Wherever a line of the listing holds the string "person", copy that line.

Exercise material START

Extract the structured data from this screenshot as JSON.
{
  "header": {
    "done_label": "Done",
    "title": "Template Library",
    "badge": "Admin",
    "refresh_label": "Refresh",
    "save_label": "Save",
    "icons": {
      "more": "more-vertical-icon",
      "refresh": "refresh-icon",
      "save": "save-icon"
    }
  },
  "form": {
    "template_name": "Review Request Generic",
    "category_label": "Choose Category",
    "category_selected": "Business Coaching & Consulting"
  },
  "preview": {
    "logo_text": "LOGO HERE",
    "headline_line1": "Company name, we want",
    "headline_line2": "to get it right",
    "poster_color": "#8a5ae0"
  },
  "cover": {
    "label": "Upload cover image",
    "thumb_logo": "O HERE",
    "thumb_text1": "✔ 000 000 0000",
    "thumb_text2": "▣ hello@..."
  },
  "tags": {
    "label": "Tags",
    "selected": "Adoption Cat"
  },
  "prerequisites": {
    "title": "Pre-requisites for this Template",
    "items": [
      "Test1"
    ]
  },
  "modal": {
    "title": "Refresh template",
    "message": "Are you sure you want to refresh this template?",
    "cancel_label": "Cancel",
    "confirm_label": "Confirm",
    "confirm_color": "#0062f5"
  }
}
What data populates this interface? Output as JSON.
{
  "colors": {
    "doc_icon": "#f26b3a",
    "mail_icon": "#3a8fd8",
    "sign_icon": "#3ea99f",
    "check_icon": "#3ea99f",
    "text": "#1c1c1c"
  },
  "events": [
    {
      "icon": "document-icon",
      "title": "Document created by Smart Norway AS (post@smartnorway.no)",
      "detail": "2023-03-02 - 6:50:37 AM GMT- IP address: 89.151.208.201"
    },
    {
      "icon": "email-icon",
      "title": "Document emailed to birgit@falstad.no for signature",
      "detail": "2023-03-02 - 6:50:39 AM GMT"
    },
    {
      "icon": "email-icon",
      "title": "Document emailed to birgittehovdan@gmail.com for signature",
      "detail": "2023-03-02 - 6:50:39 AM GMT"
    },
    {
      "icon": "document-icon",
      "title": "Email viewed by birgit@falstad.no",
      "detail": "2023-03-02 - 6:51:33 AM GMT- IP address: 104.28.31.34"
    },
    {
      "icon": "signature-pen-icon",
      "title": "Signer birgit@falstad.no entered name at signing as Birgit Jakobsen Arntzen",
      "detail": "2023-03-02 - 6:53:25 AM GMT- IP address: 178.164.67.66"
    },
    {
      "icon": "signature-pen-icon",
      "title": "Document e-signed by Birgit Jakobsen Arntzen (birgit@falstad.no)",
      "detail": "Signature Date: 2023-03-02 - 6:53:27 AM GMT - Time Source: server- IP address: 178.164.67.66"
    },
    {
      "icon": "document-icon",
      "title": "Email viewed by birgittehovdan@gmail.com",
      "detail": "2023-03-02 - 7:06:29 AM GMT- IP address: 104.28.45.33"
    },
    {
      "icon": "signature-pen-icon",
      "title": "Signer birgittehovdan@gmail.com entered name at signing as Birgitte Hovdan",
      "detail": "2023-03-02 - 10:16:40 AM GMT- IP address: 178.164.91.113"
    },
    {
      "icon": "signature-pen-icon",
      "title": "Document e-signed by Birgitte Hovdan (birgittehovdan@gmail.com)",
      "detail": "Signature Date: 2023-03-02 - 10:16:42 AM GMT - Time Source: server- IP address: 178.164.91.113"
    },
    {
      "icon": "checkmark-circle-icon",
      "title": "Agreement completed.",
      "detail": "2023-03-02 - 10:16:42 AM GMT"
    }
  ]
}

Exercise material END
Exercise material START

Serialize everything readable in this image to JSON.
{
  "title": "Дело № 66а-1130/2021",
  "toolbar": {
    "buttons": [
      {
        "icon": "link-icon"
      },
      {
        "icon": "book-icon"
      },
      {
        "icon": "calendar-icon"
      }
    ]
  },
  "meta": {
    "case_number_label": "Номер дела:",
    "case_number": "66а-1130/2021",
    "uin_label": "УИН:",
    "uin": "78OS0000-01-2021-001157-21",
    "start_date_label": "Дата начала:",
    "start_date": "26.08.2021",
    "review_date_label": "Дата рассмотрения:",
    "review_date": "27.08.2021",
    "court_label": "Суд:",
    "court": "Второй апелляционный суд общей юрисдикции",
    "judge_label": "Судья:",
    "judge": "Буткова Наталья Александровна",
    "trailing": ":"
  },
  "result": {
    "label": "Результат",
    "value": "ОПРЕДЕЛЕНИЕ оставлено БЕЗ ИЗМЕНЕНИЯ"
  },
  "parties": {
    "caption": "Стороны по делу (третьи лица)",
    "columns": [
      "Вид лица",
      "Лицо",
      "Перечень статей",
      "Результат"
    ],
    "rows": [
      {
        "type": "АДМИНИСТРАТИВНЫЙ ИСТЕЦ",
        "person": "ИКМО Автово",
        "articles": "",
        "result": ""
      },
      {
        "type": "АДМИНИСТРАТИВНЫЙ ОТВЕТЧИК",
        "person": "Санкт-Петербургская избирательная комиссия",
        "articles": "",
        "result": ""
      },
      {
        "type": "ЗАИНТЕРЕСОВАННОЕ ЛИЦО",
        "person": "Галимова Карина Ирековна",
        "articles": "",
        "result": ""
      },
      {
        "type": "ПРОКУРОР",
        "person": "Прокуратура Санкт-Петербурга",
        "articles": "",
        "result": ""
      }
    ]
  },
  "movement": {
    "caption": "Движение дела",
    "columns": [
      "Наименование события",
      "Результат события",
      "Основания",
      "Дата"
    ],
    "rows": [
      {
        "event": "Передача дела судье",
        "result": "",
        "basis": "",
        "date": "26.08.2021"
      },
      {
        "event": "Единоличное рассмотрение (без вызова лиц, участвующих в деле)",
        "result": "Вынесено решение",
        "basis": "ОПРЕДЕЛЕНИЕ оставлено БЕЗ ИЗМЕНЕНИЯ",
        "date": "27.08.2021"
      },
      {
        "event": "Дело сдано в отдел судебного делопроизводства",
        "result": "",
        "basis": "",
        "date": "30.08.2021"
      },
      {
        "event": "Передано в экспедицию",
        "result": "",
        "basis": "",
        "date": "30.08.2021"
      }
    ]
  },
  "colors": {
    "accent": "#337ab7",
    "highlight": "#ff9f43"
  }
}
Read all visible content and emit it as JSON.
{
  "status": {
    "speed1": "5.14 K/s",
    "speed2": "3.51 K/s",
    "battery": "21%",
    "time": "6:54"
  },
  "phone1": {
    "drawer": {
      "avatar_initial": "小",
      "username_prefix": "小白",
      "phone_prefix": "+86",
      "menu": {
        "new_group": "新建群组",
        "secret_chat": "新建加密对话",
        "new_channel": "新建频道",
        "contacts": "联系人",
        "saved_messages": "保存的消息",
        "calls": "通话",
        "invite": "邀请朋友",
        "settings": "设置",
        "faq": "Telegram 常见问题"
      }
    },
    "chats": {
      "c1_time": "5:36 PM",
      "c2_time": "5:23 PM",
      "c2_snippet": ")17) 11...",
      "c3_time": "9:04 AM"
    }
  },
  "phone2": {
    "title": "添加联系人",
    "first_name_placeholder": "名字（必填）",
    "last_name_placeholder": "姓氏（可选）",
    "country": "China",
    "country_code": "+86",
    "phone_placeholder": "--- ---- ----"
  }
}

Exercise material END
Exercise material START

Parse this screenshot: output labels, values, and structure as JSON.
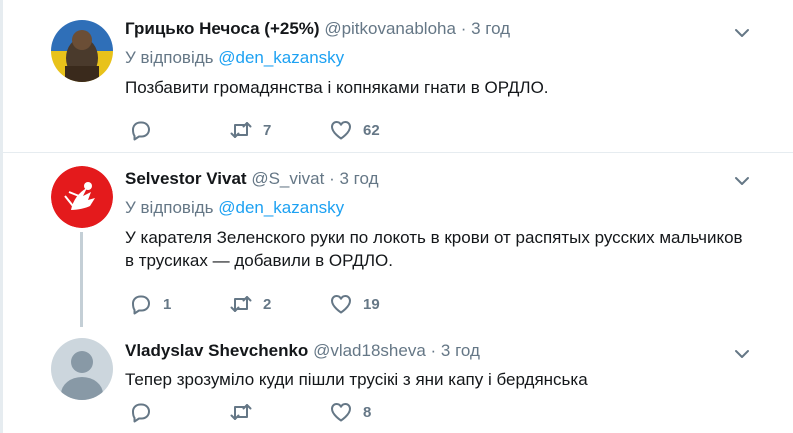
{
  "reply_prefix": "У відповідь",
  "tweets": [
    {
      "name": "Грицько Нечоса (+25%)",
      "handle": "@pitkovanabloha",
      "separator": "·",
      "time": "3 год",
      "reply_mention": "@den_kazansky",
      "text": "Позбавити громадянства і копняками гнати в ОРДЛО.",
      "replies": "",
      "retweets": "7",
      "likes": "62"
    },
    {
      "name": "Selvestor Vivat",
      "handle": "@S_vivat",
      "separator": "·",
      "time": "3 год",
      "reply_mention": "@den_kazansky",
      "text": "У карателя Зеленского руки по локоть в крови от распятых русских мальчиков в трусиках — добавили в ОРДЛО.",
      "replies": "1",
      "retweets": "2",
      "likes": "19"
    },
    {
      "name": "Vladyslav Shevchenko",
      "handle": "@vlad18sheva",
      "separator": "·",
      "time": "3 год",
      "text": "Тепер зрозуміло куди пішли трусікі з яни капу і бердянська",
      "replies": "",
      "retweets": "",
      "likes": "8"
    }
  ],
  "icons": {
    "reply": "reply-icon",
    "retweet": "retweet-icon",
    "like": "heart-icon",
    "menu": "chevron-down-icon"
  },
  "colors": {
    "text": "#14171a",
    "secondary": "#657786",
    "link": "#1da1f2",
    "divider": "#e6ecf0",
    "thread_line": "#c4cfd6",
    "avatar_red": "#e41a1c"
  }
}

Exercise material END

### Solved problem
        "person": "ИКМО Автово",
        "person": "Санкт-Петербургская избирательная комиссия",
        "person": "Галимова Карина Ирековна",
        "person": "Прокуратура Санкт-Петербурга",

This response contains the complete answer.